- Work instructions:
Go through the material below and state how many lines include "ProxyFactoryBeanTest", giving the number only.

Top of The data

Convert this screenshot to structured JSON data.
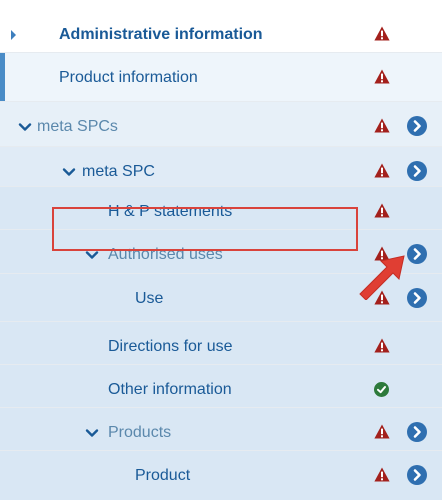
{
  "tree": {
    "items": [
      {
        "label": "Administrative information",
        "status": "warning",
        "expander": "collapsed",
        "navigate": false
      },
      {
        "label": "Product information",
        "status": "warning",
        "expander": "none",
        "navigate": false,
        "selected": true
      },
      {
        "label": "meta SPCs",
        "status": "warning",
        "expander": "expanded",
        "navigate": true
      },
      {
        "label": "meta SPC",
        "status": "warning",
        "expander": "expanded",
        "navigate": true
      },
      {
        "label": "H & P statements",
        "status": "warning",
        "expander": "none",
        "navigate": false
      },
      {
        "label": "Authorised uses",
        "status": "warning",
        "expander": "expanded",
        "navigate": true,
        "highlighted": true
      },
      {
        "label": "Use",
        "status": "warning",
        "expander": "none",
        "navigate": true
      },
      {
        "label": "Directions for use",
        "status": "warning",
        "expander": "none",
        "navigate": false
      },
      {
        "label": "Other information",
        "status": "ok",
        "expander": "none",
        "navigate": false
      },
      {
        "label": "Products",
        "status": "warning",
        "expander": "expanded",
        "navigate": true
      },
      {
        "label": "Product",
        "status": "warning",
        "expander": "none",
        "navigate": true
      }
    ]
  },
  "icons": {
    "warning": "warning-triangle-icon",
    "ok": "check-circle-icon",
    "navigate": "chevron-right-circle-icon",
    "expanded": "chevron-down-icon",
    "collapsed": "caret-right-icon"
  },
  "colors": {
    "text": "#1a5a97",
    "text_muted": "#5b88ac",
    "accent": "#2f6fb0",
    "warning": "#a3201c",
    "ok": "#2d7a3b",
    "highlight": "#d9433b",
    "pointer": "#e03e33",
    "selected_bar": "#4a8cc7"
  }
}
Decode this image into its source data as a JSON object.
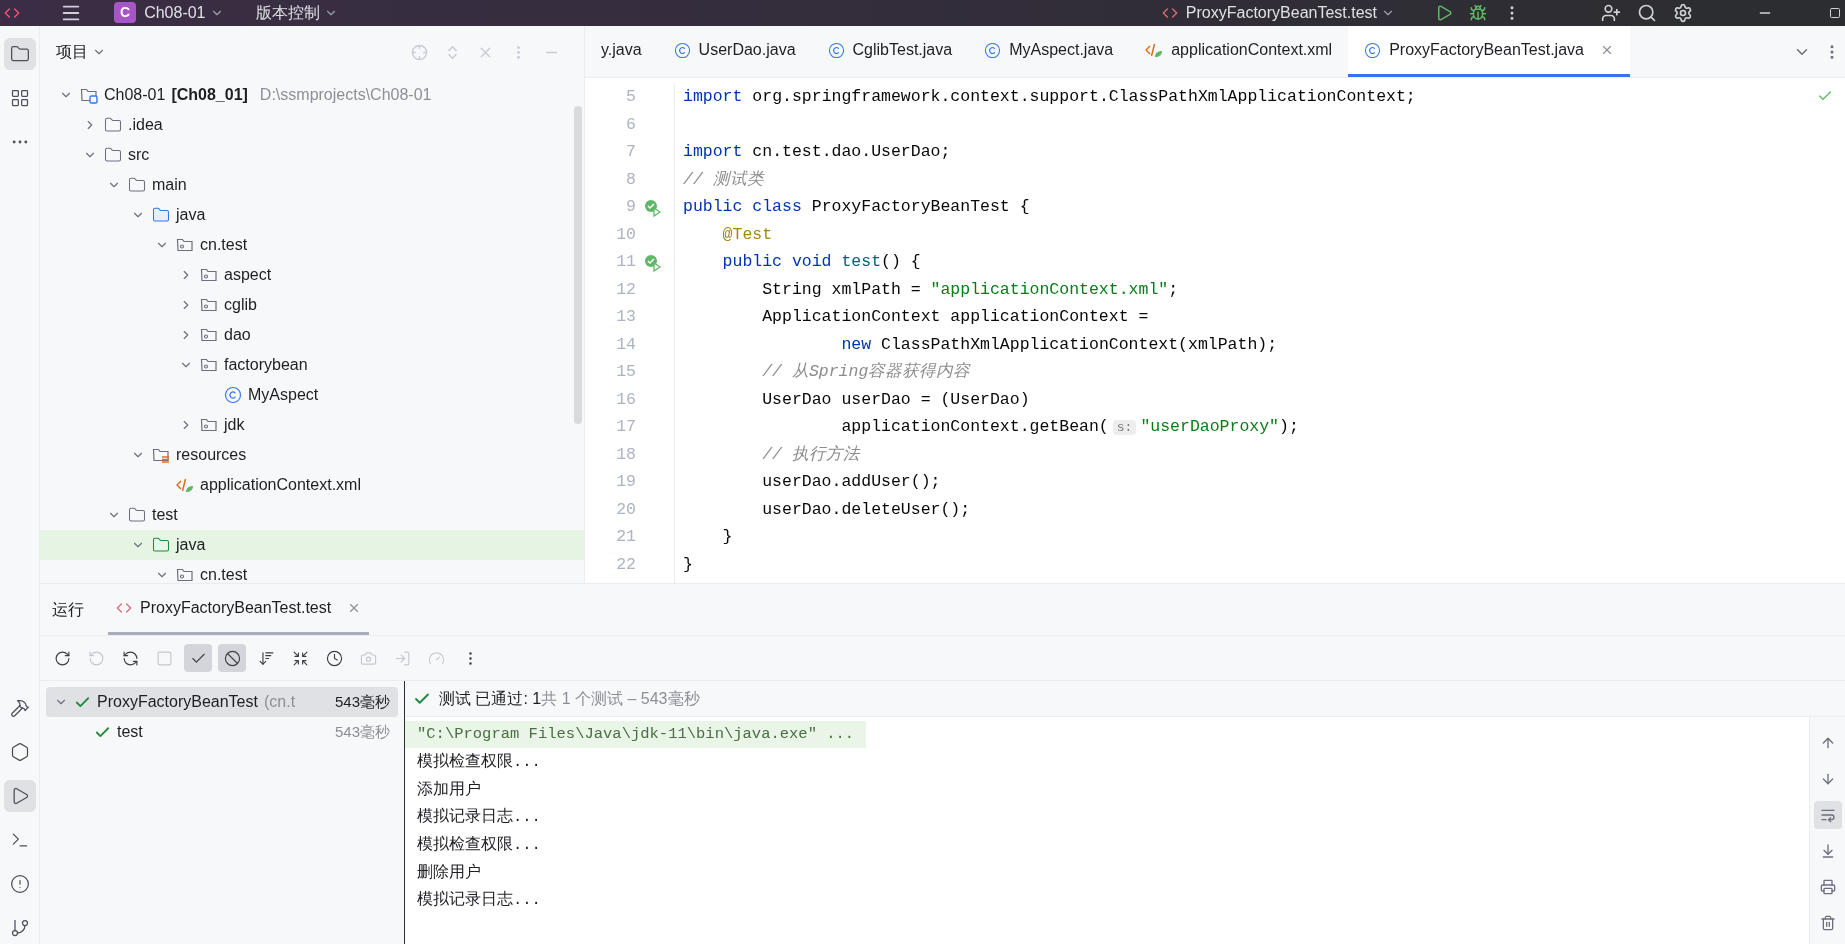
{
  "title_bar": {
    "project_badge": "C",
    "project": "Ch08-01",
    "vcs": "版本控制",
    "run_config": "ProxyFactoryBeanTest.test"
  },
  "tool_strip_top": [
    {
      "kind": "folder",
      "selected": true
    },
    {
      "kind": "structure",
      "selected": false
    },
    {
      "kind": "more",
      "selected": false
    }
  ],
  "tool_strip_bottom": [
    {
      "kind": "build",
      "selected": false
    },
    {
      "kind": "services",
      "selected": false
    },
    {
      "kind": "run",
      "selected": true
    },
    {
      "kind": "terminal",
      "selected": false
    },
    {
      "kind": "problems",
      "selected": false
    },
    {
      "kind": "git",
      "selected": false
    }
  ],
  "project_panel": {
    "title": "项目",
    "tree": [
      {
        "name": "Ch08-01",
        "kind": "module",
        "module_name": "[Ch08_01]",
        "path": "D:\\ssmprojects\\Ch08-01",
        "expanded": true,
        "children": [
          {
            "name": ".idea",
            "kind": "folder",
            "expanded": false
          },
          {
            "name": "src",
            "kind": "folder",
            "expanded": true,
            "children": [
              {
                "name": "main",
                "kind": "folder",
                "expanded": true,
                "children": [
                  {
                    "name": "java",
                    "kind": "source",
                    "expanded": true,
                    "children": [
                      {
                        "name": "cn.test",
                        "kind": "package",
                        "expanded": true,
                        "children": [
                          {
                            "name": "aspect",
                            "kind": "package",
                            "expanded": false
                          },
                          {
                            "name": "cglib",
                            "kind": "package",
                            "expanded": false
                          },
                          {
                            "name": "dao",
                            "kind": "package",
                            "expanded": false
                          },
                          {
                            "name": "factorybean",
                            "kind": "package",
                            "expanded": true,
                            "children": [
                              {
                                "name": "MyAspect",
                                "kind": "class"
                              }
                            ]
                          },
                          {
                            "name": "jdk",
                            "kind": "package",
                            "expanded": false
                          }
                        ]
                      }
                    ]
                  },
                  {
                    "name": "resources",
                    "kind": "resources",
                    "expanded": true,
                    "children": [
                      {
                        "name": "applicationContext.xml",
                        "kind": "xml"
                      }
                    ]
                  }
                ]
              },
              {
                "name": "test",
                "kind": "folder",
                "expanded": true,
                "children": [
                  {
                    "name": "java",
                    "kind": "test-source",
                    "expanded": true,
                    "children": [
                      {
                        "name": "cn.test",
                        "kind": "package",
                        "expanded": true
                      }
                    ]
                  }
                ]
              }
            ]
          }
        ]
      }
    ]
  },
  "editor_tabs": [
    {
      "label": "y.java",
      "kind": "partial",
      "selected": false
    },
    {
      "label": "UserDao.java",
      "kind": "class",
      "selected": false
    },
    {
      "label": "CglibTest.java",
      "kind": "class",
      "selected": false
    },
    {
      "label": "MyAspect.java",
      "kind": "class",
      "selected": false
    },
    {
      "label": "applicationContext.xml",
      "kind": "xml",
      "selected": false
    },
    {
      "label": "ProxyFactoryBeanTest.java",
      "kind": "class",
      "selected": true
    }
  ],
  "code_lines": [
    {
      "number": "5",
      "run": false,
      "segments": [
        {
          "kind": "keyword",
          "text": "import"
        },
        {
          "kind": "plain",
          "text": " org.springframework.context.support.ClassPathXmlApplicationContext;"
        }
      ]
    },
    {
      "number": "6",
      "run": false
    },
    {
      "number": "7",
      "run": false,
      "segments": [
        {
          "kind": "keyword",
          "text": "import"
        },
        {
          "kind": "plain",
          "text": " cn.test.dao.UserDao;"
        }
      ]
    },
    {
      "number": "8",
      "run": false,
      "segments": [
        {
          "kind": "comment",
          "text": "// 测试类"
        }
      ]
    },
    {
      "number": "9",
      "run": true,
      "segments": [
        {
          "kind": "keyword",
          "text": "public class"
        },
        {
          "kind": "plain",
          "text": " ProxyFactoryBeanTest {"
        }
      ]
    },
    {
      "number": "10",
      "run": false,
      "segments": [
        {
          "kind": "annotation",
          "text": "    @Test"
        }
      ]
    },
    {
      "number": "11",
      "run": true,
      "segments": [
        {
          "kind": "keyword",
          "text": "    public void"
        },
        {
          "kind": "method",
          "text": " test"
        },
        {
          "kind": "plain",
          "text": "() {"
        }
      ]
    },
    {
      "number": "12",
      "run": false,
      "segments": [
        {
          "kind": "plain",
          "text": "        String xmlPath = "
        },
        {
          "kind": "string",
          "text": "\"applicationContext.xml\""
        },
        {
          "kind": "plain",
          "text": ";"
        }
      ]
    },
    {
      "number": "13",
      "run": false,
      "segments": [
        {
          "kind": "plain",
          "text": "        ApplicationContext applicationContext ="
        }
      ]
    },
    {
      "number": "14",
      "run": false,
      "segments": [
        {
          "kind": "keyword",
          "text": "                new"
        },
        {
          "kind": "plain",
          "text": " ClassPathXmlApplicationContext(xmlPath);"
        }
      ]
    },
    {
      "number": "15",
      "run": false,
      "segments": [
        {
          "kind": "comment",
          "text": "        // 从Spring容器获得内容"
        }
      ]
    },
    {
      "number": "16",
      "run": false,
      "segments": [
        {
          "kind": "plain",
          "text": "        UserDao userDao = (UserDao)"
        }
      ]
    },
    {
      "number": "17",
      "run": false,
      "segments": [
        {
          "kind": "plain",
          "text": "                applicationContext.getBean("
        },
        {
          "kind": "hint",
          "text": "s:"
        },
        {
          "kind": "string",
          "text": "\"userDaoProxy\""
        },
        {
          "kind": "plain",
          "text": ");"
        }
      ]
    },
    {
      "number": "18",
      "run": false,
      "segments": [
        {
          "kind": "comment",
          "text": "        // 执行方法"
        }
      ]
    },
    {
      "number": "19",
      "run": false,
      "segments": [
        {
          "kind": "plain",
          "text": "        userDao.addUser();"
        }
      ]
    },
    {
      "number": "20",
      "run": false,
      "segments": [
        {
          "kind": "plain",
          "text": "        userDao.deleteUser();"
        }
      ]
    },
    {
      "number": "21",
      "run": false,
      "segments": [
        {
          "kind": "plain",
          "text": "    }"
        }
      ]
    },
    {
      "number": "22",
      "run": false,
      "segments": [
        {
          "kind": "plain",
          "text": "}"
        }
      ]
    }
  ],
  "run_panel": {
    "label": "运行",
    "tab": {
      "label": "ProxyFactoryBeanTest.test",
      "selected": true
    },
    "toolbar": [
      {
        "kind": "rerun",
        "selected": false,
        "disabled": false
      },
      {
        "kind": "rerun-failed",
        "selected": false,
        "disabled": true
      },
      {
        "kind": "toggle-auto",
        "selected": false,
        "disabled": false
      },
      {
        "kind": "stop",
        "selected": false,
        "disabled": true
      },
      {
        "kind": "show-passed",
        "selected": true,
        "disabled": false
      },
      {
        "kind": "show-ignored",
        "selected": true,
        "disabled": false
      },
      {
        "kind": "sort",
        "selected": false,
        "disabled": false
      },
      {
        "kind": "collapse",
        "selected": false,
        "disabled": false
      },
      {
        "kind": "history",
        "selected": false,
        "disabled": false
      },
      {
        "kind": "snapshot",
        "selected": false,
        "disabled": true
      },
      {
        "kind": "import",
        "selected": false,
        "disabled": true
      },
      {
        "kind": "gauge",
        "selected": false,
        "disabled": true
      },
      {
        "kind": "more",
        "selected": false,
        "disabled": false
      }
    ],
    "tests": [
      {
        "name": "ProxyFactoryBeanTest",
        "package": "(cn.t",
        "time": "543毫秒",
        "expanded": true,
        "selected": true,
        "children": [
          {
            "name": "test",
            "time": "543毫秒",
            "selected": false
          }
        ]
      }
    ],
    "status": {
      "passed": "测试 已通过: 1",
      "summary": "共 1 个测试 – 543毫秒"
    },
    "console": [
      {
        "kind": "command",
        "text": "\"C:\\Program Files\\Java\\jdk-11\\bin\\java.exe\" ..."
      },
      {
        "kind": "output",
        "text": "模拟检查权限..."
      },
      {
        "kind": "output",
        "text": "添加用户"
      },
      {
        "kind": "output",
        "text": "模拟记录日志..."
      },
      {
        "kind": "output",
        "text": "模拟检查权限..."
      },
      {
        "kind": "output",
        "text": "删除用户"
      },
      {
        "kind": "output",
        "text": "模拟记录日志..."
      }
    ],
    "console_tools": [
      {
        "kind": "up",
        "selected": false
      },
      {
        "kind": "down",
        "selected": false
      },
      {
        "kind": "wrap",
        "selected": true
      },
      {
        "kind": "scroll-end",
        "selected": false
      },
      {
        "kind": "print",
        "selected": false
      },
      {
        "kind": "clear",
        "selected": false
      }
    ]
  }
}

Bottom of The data

- Exercise response:
5